Published Apr. 3, 2013

A dry winter has led to a dry spring. There's a crunch under your feet as you step across a field, and there's a crispiness to the air.

It's wildfire season. Dozens of fires have sparked across the state, but fire officials say this is a normal spring for Florida.

Simply put: When it gets dry in Florida, expect wildfires, said Chris Stokes, Florida Forest Service duty officer.

Careless burners, crispy conditions and sheer accidents snowball into dangerous conditions. Stokes said 90 percent of wildfires his department deals with are caused by people.

He cited one case in late March in which a man's lawn mower caught fire and triggered a burn over 10 acres.

The recent weather conditions - drier air, lower humidity levels and lack of rain - have also been "favorable" for brush fires, said National Weather Service meteorologist Paul Close.

The dead plants and dry brush that did not survive the freezing temperatures reported through March don't help either, Close said.

The weather service also issues red flag warnings when weather conditions are likely to cause a brush fire. Several warnings were in effect late last week and through the weekend, including in Pinellas, Polk and Sarasota counties, Close said.

March brought 18 fires across Pinellas, Hillsborough and Polk counties and burned 151 acres, Stokes said. Across Hernando, Pasco, Lake, Citrus and Sumter counties, there were 23 fires that burned 112 acres, said Donald Ruths, Florida Forest Service wildlife mitigation specialist.

While the Tampa Bay region has seen normal fire activity, Ruths said the state is slightly higher than normal.

He said part of the problem is that more people are outside doing spring projects, and that means more chances for accidents.

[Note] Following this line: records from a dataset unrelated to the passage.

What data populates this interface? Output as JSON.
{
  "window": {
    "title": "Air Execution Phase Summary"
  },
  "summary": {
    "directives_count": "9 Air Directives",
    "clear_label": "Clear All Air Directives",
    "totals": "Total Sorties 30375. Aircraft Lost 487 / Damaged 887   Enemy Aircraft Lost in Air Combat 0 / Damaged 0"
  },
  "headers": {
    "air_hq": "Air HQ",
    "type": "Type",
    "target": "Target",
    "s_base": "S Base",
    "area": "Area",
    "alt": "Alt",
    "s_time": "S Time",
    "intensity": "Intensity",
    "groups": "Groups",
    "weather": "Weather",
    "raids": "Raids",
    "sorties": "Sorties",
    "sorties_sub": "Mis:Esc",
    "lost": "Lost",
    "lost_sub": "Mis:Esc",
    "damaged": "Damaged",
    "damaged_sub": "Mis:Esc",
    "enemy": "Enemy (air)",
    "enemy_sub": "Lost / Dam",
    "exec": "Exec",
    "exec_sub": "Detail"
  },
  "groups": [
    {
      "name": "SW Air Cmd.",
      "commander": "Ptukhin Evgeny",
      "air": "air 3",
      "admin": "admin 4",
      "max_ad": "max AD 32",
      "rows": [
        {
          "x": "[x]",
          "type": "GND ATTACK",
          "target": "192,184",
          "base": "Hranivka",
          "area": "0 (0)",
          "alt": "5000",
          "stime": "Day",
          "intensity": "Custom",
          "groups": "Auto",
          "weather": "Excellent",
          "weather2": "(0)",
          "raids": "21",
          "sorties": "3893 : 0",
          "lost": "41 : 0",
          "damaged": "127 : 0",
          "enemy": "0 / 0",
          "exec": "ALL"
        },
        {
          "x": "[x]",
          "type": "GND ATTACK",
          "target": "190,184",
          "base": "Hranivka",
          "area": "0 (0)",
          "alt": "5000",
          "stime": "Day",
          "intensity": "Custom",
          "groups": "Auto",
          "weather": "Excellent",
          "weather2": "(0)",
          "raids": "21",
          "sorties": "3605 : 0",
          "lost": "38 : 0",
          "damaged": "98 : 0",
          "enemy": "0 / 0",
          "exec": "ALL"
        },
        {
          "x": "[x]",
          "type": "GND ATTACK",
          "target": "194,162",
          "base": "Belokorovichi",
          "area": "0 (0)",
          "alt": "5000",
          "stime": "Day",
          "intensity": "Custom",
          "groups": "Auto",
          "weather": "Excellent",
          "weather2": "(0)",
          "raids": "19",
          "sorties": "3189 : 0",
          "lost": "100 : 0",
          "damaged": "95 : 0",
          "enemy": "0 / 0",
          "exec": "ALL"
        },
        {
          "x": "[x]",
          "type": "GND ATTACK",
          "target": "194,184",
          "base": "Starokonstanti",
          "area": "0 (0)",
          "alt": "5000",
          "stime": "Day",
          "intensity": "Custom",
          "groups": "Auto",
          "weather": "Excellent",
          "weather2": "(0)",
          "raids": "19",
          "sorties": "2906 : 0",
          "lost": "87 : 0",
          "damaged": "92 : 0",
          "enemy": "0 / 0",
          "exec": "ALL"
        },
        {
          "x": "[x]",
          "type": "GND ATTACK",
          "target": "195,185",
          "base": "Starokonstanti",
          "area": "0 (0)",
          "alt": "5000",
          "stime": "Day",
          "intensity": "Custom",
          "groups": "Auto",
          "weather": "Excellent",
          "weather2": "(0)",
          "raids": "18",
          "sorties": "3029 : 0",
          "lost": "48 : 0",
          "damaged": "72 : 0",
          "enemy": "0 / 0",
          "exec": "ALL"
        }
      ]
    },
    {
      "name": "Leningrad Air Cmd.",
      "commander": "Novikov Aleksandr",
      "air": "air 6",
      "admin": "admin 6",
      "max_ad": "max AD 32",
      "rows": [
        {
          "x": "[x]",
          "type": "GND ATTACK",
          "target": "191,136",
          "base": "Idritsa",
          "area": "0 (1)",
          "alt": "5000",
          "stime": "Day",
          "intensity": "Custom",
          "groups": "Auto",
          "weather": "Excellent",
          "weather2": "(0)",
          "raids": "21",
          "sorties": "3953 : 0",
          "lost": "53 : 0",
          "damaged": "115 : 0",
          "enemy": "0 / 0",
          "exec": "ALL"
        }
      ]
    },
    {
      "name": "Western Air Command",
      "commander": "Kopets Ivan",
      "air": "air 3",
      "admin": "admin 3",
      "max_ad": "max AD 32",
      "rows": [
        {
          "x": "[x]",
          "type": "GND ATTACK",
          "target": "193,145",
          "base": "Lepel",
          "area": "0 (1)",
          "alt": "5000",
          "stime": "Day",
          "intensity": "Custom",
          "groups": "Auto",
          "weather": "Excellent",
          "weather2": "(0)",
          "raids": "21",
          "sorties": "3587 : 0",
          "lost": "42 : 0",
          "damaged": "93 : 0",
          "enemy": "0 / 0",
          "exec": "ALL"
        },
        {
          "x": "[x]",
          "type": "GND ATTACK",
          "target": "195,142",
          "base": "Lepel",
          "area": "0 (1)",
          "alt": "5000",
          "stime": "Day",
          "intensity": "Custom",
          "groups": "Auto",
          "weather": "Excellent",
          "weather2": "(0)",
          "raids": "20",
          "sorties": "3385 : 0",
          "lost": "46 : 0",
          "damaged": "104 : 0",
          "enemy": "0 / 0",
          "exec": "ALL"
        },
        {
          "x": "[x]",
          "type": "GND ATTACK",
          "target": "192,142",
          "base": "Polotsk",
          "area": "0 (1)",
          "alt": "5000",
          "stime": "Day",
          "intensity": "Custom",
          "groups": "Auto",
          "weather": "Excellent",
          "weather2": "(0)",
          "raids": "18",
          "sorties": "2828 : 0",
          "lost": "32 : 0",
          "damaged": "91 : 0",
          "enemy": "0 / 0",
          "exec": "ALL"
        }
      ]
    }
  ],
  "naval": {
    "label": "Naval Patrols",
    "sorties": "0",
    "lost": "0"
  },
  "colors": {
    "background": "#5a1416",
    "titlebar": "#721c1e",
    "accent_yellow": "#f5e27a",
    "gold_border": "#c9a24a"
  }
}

"Things have picked up considerably," he said. "It's extremely dry conditions right now."